Imagine a 14 year old child who starts developing his writing abilities, and after a couple of months, he's earning hundreds or thousands of dollars a month in his spare time. He might decide pretty quickly that school isn't for him, or perhaps he will have a great way to fund his higher education.

It's a new and exciting world out there.

lets grow together on steemit :)
Thank you post :)

Thanks for being a part of Steemit. I also did not fit the regular mold and was roundly chastised for it by every institution that claimed to have my best interests in mind.

It's my hope that someday, projects like Steemit will be able to help reshape culture and resestablish a respect for, and celebration of, the individual. Keep trucking if that's what makes you happy dude!

I like your thinking kind sir!

I definitely agree that kids should be taught some basic life skills as well in school. How to do your taxes, understand a mortgage, money management, etc.. Skills that every adult needs that go sadly overlooked.

This is exactly what attracted me to this site. I had almost nothing to do with social media before I saw this site.
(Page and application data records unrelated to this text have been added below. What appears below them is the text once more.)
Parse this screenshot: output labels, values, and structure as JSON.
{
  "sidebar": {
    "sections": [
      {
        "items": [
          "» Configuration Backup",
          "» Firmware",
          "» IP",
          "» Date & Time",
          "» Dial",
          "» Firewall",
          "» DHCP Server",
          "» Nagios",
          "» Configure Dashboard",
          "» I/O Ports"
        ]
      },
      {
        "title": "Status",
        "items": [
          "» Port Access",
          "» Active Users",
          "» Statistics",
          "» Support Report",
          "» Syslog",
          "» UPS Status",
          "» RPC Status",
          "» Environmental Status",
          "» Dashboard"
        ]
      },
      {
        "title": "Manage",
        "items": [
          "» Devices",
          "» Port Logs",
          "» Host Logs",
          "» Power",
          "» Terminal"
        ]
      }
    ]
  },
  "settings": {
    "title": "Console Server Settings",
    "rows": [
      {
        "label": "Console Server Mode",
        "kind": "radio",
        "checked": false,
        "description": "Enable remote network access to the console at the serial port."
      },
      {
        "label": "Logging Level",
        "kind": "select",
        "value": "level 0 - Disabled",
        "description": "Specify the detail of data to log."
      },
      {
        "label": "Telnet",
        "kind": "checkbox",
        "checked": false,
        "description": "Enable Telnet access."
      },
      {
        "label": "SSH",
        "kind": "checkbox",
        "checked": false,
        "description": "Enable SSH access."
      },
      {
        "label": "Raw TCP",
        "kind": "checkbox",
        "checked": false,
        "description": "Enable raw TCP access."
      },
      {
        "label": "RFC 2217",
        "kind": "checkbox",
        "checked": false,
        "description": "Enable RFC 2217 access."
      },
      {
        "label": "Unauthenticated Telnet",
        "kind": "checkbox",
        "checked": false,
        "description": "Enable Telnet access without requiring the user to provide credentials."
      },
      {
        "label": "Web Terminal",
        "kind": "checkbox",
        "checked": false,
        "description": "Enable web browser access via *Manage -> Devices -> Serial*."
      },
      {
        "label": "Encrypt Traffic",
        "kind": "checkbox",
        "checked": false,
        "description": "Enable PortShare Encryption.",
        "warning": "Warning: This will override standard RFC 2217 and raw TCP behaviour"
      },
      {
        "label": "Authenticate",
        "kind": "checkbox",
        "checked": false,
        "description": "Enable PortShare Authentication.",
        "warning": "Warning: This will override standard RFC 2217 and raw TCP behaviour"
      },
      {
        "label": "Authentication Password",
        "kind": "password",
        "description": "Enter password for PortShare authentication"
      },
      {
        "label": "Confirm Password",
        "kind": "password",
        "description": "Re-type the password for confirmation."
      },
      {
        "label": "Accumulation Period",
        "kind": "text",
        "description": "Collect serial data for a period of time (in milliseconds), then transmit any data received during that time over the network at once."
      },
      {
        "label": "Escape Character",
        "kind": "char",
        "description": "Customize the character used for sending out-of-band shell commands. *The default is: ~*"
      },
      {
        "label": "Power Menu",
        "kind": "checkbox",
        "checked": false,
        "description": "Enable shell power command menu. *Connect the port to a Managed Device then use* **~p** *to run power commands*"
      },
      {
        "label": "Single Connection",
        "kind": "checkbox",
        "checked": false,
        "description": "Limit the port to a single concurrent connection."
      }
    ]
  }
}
I immediately saw that it would be an opportunity for all types of people to cut out the middleman (who is really hard to get past) and be rewarded solely based on their talent and creativity.